Monday, May 30, 2022 - 2:00pm
Aleksandr Buzgalin

Possibly the most cataclysmic and tragic event of the post WWII period was the illegitimate and manipulated demise of the Soviet Union in 1991.  As then President Gorbachev was inching toward democratic reform and opening Soviet society to the west, his Western “partners” – Ronald Reagan, George H.W. Bush, James Baker and others were orchestrating the complete collapse of the Soviet economy and society under the program known as “shock therapy.”  Many true Russian democrats and socialists were working toward a renewal of a workers’ state with equal benefits to all.  Under Chubais’ voucher privatization reform program, for a moment there was a chance of a different outcome for Russia – something more egalitarian and democratic than the oligarchic, authoritarian state that exists today -- one built on worker ownership and worker control of the means of production.

In his talk, Prof. Buzgalin will review the unknown forms of workers’ democracy that existed in the USSR, the general characteristic of post-soviet capitalism in Russia and the three stages of its development from the crisis of the 1990s to the growth of the basis of high oil and gas prices in 2000; and finally to the stagnation of the last 10 to 20 years. It is a tragic story of hope and failure – the workers’ hopes for a better future after the Soviet Union to its inevitable crushing by western imperialist development swallowed up by a local elite for its own profit.  The present situation could be so different and our present world could have realized the peace overtures offered by Gorbachev.

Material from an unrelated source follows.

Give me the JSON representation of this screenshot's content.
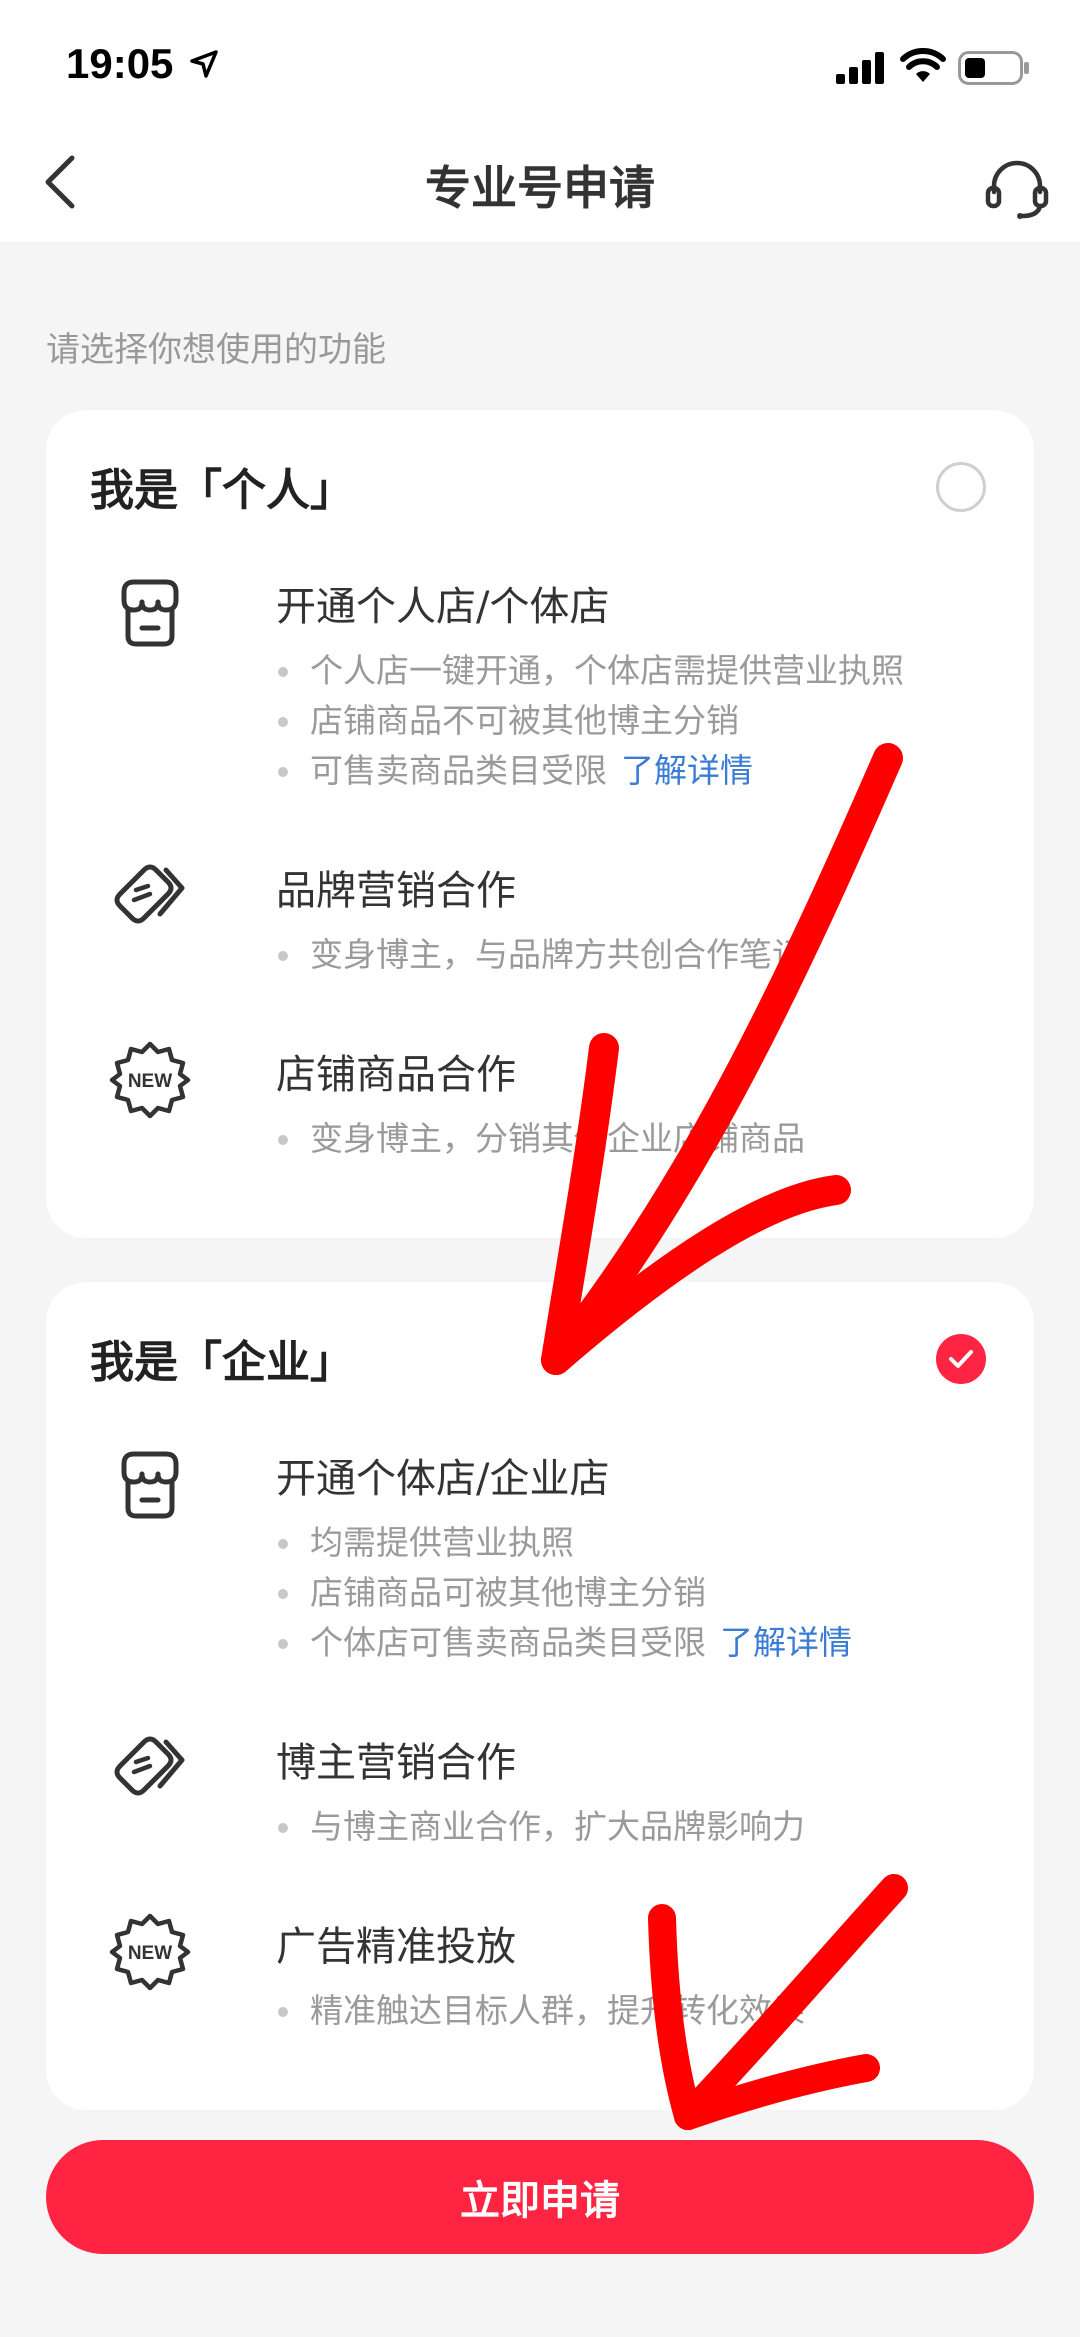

Prof. Buzgalin is an economics professor at Moscow State University and Director of Modern Marxist Studies.